-- Opening Marker --

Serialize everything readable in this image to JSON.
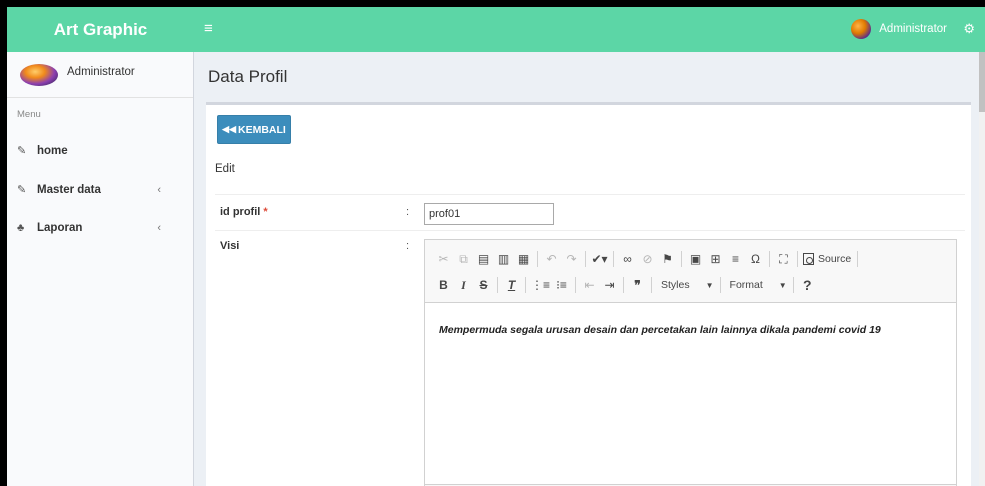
{
  "header": {
    "brand": "Art Graphic",
    "menu_icon": "hamburger-icon",
    "user_name": "Administrator",
    "settings_icon": "gears-icon",
    "color": "#5cd6a6"
  },
  "sidebar": {
    "user_name": "Administrator",
    "menu_header": "Menu",
    "items": [
      {
        "label": "home",
        "icon": "edit-icon",
        "has_children": false
      },
      {
        "label": "Master data",
        "icon": "edit-icon",
        "has_children": true
      },
      {
        "label": "Laporan",
        "icon": "sitemap-icon",
        "has_children": true
      }
    ]
  },
  "main": {
    "page_title": "Data Profil",
    "back_button": "KEMBALI",
    "section_label": "Edit",
    "fields": {
      "id_profil_label": "id profil",
      "required_mark": "*",
      "id_profil_value": "prof01",
      "visi_label": "Visi",
      "colon": ":"
    },
    "editor": {
      "source_label": "Source",
      "styles_label": "Styles",
      "format_label": "Format",
      "content": "Mempermuda segala urusan desain dan percetakan lain lainnya dikala pandemi covid 19"
    },
    "accent_color": "#3c8dbc"
  }
}
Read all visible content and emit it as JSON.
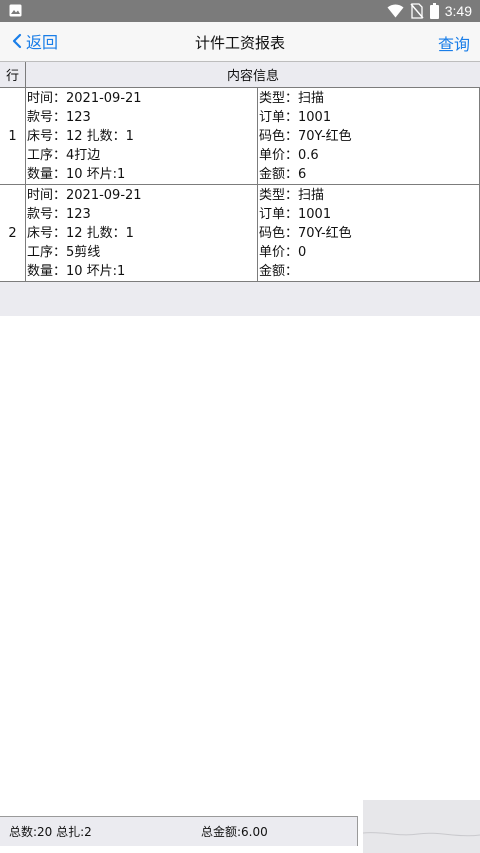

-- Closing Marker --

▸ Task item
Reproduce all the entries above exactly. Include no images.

▸ Output below
Serialize everything readable in this image to JSON.
{
  "header": {
    "brand": "Art Graphic",
    "menu_icon": "hamburger-icon",
    "user_name": "Administrator",
    "settings_icon": "gears-icon",
    "color": "#5cd6a6"
  },
  "sidebar": {
    "user_name": "Administrator",
    "menu_header": "Menu",
    "items": [
      {
        "label": "home",
        "icon": "edit-icon",
        "has_children": false
      },
      {
        "label": "Master data",
        "icon": "edit-icon",
        "has_children": true
      },
      {
        "label": "Laporan",
        "icon": "sitemap-icon",
        "has_children": true
      }
    ]
  },
  "main": {
    "page_title": "Data Profil",
    "back_button": "KEMBALI",
    "section_label": "Edit",
    "fields": {
      "id_profil_label": "id profil",
      "required_mark": "*",
      "id_profil_value": "prof01",
      "visi_label": "Visi",
      "colon": ":"
    },
    "editor": {
      "source_label": "Source",
      "styles_label": "Styles",
      "format_label": "Format",
      "content": "Mempermuda segala urusan desain dan percetakan lain lainnya dikala pandemi covid 19"
    },
    "accent_color": "#3c8dbc"
  }
}
Read all visible content and emit it as JSON.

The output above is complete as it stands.